Carolyn was diagnosed with reflux in her kidneys at age two. About three months before she was actually diagnosed with Neuroblastoma, she had a nuclear scan to see if the condition had resolved. Her kidneys, bladder, and other organs were visualized on the scan, yet no one saw a tumor.
In January, she'd had a few isolated incidences of vomiting, or a low grade fever that was gone by morning. One morning, she got sick in the car on the way to school. Her father brought her back home and thought her stomach felt hard, so I made an appointment to take her to the doctor the next day. The doctor immediately felt the mass and ordered an MRI for the next morning. By one o’clock p.m., we were walking into a pediatric cancer clinic with the understanding that it was likely Neuroblastoma.
Friends searched the internet and gave us information about Neuroblastoma. I called Dr. Kushner's office, and to my surprise he called me back within a few hours. I scheduled a consult for the week after Carolyn finished her first round of chemo, but had to reschedule when she ended up in the PICU with Strep Viradans Sepsis, SIADH and DIC.

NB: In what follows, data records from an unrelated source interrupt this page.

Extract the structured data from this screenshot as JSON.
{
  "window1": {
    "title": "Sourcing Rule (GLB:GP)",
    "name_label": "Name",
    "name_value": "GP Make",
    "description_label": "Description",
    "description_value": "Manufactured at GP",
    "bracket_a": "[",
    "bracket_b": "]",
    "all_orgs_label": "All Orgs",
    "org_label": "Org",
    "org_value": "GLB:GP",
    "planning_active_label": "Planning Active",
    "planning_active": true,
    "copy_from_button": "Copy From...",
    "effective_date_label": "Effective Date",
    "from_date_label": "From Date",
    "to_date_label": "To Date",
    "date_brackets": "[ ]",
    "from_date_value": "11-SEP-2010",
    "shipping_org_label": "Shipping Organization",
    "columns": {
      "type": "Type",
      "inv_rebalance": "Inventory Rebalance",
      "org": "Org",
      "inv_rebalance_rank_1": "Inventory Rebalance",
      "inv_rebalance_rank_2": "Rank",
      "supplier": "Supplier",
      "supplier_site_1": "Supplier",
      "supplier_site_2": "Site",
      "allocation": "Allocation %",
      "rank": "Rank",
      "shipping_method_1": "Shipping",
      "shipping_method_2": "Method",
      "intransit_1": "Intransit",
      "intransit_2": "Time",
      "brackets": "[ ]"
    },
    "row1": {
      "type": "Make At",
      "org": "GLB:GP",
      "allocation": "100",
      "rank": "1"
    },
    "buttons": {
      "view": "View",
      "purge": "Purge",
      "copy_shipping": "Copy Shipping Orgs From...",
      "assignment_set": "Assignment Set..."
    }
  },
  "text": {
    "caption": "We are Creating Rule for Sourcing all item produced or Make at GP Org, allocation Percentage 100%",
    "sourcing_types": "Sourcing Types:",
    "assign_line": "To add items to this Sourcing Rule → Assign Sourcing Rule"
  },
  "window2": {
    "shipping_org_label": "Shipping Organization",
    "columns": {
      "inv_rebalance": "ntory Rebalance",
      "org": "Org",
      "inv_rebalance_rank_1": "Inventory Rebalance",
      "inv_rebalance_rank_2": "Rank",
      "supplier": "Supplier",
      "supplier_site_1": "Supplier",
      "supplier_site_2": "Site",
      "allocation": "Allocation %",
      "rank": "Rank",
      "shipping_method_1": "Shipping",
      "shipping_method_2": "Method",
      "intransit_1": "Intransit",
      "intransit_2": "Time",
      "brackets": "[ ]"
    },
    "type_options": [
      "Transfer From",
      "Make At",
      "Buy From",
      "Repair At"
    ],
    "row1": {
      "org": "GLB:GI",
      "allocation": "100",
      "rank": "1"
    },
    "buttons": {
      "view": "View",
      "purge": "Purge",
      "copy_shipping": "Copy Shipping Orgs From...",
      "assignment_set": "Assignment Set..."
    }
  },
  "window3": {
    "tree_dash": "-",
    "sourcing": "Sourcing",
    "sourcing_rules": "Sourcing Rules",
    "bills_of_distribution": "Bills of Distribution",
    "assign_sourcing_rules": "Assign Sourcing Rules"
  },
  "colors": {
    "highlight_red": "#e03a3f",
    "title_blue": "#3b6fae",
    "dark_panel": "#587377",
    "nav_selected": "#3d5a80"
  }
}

After meeting with Dr. Kushner, I transferred her care to Sloan-Kettering, 250 miles from home. We had to break up our family, leaving my seven year old son in Virginia while we lived at the Ronald McDonald House of New York City for eight months. Her father and I had separated not long before her diagnosis, and he couldn't handle the situation at all. My son ended up living with various friends and family members for about five of the eight months. It was awful for him, and he had problems with separation anxiety for a long time after we came home.
Carolyn went through five rounds of high-dose chemo, an eleven and a half hour surgery, pbsct, fourteen cycles of radiation to her skull and abdomen, fifty six days of 3F8, six rounds of Accutane and five rounds of oral VP-16.
She has been NED since July, 2003.
As a result of treatment , Carolyn has profound high-frequency hearing loss. She wears digital hearing aids, and has an FM system at school, where she is in a hearing-impaired class. She is dyslexic, and has difficulty with her vision which makes it difficult for her to read for sustained periods of time. She has asthma (possibly related to chemo), and is growth hormone deficient (gets a growth hormone shot each night before bed), and is being monitored for ovarian failure. She has neuropathy in her hands that makes writing difficult, and in her feet and legs that is aggravated by cold weather or walking long distances.
Carolyn is one of the happiest people I know. She LOVES to learn, and loves school despite their inability (on many fronts) to address her learning needs. She wants to experience as much as she can in life; she is a Jr. Girl Scout working on her bronze award, she takes viola lessons and ice skating lessons, and participates in Girls on the Run where she has completed three 5k races. She won the local Optimist Club speech competition this year and last, and will compete in the regional tournament at Gallaudet University in April. She wants to make a website for CHILDREN who are cancer survivors. When she grows up, she wants to be a pediatric oncologist in NYC.